Pioneer Institute welcomes the news that the MBTA will not renew its contract with problem-plagued commuter rail operator Keolis Commuter Services when the term ends in 2022. If the MBTA can put an effective bidding process into place for the next contract, this is a positive development for the hundred thousand-plus riders who depend on the system every day.
Since 2013, Pioneer Institute has published a steady stream of research, op-eds, blog commentary, and media appearances critical of Keolis’ performance, and calling for greater penalties for lack of performance and even re-opening the current contract. Increasingly frequent cancellations have incurred a reported $14 million in fines over the past two years, many of which have been forgiven by the MBTA, and the system has been hampered by insufficient staffing, defective equipment, and train shortages. While Pioneer, too, is impatient to see Keolis’ service improve, the Institute also opposed the MBTA’s decision to waive fines and pay the vendor an additional $66 million, on top of its $2.68 billion contract.
We are guided by a basic premise: when procuring a public service through a private contractor, the terms of the contract must be enforced – or the public suffers.
Two years ago, Pioneer Institute proposed a comprehensive fix for the MBTA, which included the establishment of a control board, and other powers. In that document, and before, Pioneer is on the record repeatedly (1) questioning the procurement process which ultimately led to only two commuter rail bidders and (2) calling for the penalty provisions of the contract to be consistently enforced.

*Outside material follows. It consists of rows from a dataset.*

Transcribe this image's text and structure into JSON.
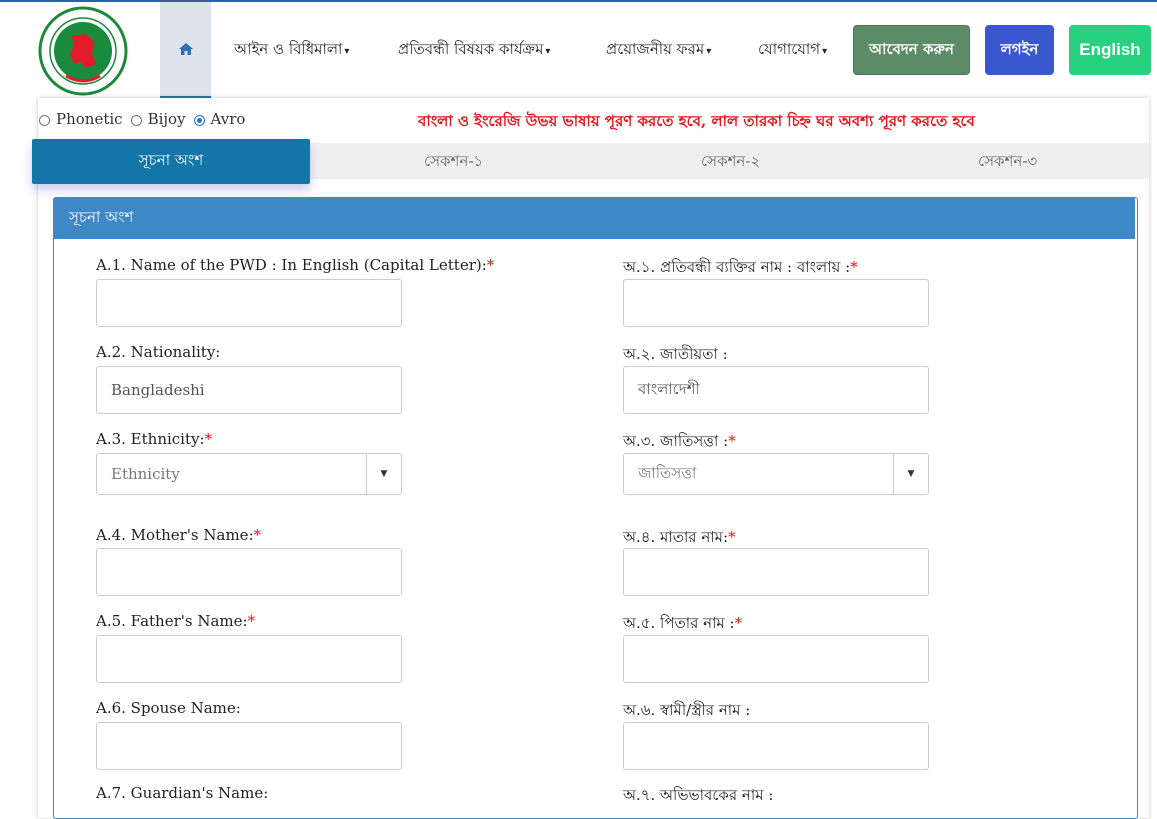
{
  "nav": {
    "items": [
      {
        "label": "আইন ও বিধিমালা",
        "caret": "▾"
      },
      {
        "label": "প্রতিবন্ধী বিষয়ক কার্যক্রম",
        "caret": "▾"
      },
      {
        "label": "প্রয়োজনীয় ফরম",
        "caret": "▾"
      },
      {
        "label": "যোগাযোগ",
        "caret": "▾"
      }
    ],
    "apply_label": "আবেদন করুন",
    "login_label": "লগইন",
    "english_label": "English"
  },
  "keyboard": {
    "options": [
      "Phonetic",
      "Bijoy",
      "Avro"
    ],
    "selected": "Avro"
  },
  "notice": "বাংলা ও ইংরেজি উভয় ভাষায় পূরণ করতে হবে, লাল তারকা চিহ্ন ঘর অবশ্য পূরণ করতে হবে",
  "tabs": [
    "সূচনা অংশ",
    "সেকশন-১",
    "সেকশন-২",
    "সেকশন-৩"
  ],
  "card_title": "সূচনা অংশ",
  "required_mark": "*",
  "fields": {
    "a1_label": "A.1. Name of the PWD : In English (Capital Letter):",
    "b1_label": "অ.১. প্রতিবন্ধী ব্যক্তির নাম : বাংলায় :",
    "a2_label": "A.2. Nationality:",
    "a2_value": "Bangladeshi",
    "b2_label": "অ.২. জাতীয়তা :",
    "b2_value": "বাংলাদেশী",
    "a3_label": "A.3. Ethnicity:",
    "a3_placeholder": "Ethnicity",
    "b3_label": "অ.৩. জাতিসত্তা :",
    "b3_placeholder": "জাতিসত্তা",
    "a4_label": "A.4. Mother's Name:",
    "b4_label": "অ.৪. মাতার নাম:",
    "a5_label": "A.5. Father's Name:",
    "b5_label": "অ.৫. পিতার নাম :",
    "a6_label": "A.6. Spouse Name:",
    "b6_label": "অ.৬. স্বামী/স্ত্রীর নাম :",
    "a7_label": "A.7. Guardian's Name:",
    "b7_label": "অ.৭. অভিভাবকের নাম :"
  },
  "icons": {
    "home": "home-icon",
    "logo": "government-seal",
    "dropdown": "▼"
  },
  "colors": {
    "tab_active": "#1475a9",
    "card_header": "#3f88c8",
    "required": "#e8121b",
    "login": "#3a57cf",
    "english": "#26d27f",
    "apply": "#5c8c67"
  }
}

We applaud this decision and look forward to pressing for the kind of open procurements that will attract more high-quality bidders, as well as providing insights on the type of contract that might actively promote higher quality service and the modernization of commuter rail systems, vehicles, and infrastructure.